:: Data for this exercise

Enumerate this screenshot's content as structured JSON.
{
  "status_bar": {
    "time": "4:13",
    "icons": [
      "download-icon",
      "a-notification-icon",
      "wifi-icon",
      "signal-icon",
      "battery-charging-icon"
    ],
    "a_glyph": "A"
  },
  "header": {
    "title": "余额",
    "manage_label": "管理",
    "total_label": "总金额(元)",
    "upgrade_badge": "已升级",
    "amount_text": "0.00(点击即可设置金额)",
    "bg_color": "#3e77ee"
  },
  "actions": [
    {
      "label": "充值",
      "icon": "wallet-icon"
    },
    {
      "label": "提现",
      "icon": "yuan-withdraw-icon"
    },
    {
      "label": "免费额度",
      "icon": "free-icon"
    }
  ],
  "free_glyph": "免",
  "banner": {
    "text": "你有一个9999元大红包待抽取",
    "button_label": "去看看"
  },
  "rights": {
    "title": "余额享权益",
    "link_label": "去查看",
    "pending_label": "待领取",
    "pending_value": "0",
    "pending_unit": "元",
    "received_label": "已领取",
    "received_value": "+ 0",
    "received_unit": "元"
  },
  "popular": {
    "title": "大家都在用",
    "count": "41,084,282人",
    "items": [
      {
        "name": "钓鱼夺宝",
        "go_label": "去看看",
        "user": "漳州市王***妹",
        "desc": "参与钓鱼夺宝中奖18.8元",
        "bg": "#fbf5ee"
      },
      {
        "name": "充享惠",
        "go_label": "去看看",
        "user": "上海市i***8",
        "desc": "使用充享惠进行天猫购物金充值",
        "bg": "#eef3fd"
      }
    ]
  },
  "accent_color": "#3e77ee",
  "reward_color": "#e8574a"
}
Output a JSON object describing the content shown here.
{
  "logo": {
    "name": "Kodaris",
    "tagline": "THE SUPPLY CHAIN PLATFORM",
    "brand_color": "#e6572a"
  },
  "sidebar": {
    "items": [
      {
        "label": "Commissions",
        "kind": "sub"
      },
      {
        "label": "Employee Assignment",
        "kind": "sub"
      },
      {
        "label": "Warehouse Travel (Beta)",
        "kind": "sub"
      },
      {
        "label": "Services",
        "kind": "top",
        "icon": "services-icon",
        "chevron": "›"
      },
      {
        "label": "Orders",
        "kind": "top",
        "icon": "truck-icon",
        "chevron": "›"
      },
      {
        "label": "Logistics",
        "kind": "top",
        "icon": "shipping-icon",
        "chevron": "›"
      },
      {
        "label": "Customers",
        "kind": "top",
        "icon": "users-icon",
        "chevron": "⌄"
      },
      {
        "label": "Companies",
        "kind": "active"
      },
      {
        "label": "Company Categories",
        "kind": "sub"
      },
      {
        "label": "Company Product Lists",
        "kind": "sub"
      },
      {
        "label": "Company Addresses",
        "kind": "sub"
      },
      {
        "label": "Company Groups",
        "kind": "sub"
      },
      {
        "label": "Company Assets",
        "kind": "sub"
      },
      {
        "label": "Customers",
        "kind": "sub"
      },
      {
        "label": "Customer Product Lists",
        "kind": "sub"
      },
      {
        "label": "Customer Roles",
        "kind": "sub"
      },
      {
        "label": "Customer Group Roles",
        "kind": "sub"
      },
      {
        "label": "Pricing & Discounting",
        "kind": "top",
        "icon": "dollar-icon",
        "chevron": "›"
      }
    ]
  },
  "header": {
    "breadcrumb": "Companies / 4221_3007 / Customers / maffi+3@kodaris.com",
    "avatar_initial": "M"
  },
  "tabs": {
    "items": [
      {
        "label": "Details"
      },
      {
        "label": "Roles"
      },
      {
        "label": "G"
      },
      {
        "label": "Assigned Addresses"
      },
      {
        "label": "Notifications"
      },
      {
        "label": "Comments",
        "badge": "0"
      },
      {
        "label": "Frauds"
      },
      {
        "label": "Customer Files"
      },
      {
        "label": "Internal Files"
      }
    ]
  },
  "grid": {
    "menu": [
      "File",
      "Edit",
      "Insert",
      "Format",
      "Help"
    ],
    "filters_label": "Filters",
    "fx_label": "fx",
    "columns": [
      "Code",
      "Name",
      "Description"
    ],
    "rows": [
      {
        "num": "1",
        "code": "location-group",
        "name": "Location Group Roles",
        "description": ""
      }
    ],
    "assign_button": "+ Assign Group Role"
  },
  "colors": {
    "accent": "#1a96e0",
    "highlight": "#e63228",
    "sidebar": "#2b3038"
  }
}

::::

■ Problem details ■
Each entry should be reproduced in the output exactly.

■ Response ■
Enumerate this screenshot's content as structured JSON.
{
  "status_bar": {
    "time": "4:13",
    "icons": [
      "download-icon",
      "a-notification-icon",
      "wifi-icon",
      "signal-icon",
      "battery-charging-icon"
    ],
    "a_glyph": "A"
  },
  "header": {
    "title": "余额",
    "manage_label": "管理",
    "total_label": "总金额(元)",
    "upgrade_badge": "已升级",
    "amount_text": "0.00(点击即可设置金额)",
    "bg_color": "#3e77ee"
  },
  "actions": [
    {
      "label": "充值",
      "icon": "wallet-icon"
    },
    {
      "label": "提现",
      "icon": "yuan-withdraw-icon"
    },
    {
      "label": "免费额度",
      "icon": "free-icon"
    }
  ],
  "free_glyph": "免",
  "banner": {
    "text": "你有一个9999元大红包待抽取",
    "button_label": "去看看"
  },
  "rights": {
    "title": "余额享权益",
    "link_label": "去查看",
    "pending_label": "待领取",
    "pending_value": "0",
    "pending_unit": "元",
    "received_label": "已领取",
    "received_value": "+ 0",
    "received_unit": "元"
  },
  "popular": {
    "title": "大家都在用",
    "count": "41,084,282人",
    "items": [
      {
        "name": "钓鱼夺宝",
        "go_label": "去看看",
        "user": "漳州市王***妹",
        "desc": "参与钓鱼夺宝中奖18.8元",
        "bg": "#fbf5ee"
      },
      {
        "name": "充享惠",
        "go_label": "去看看",
        "user": "上海市i***8",
        "desc": "使用充享惠进行天猫购物金充值",
        "bg": "#eef3fd"
      }
    ]
  },
  "accent_color": "#3e77ee",
  "reward_color": "#e8574a"
}
Output a JSON object describing the content shown here.
{
  "logo": {
    "name": "Kodaris",
    "tagline": "THE SUPPLY CHAIN PLATFORM",
    "brand_color": "#e6572a"
  },
  "sidebar": {
    "items": [
      {
        "label": "Commissions",
        "kind": "sub"
      },
      {
        "label": "Employee Assignment",
        "kind": "sub"
      },
      {
        "label": "Warehouse Travel (Beta)",
        "kind": "sub"
      },
      {
        "label": "Services",
        "kind": "top",
        "icon": "services-icon",
        "chevron": "›"
      },
      {
        "label": "Orders",
        "kind": "top",
        "icon": "truck-icon",
        "chevron": "›"
      },
      {
        "label": "Logistics",
        "kind": "top",
        "icon": "shipping-icon",
        "chevron": "›"
      },
      {
        "label": "Customers",
        "kind": "top",
        "icon": "users-icon",
        "chevron": "⌄"
      },
      {
        "label": "Companies",
        "kind": "active"
      },
      {
        "label": "Company Categories",
        "kind": "sub"
      },
      {
        "label": "Company Product Lists",
        "kind": "sub"
      },
      {
        "label": "Company Addresses",
        "kind": "sub"
      },
      {
        "label": "Company Groups",
        "kind": "sub"
      },
      {
        "label": "Company Assets",
        "kind": "sub"
      },
      {
        "label": "Customers",
        "kind": "sub"
      },
      {
        "label": "Customer Product Lists",
        "kind": "sub"
      },
      {
        "label": "Customer Roles",
        "kind": "sub"
      },
      {
        "label": "Customer Group Roles",
        "kind": "sub"
      },
      {
        "label": "Pricing & Discounting",
        "kind": "top",
        "icon": "dollar-icon",
        "chevron": "›"
      }
    ]
  },
  "header": {
    "breadcrumb": "Companies / 4221_3007 / Customers / maffi+3@kodaris.com",
    "avatar_initial": "M"
  },
  "tabs": {
    "items": [
      {
        "label": "Details"
      },
      {
        "label": "Roles"
      },
      {
        "label": "G"
      },
      {
        "label": "Assigned Addresses"
      },
      {
        "label": "Notifications"
      },
      {
        "label": "Comments",
        "badge": "0"
      },
      {
        "label": "Frauds"
      },
      {
        "label": "Customer Files"
      },
      {
        "label": "Internal Files"
      }
    ]
  },
  "grid": {
    "menu": [
      "File",
      "Edit",
      "Insert",
      "Format",
      "Help"
    ],
    "filters_label": "Filters",
    "fx_label": "fx",
    "columns": [
      "Code",
      "Name",
      "Description"
    ],
    "rows": [
      {
        "num": "1",
        "code": "location-group",
        "name": "Location Group Roles",
        "description": ""
      }
    ],
    "assign_button": "+ Assign Group Role"
  },
  "colors": {
    "accent": "#1a96e0",
    "highlight": "#e63228",
    "sidebar": "#2b3038"
  }
}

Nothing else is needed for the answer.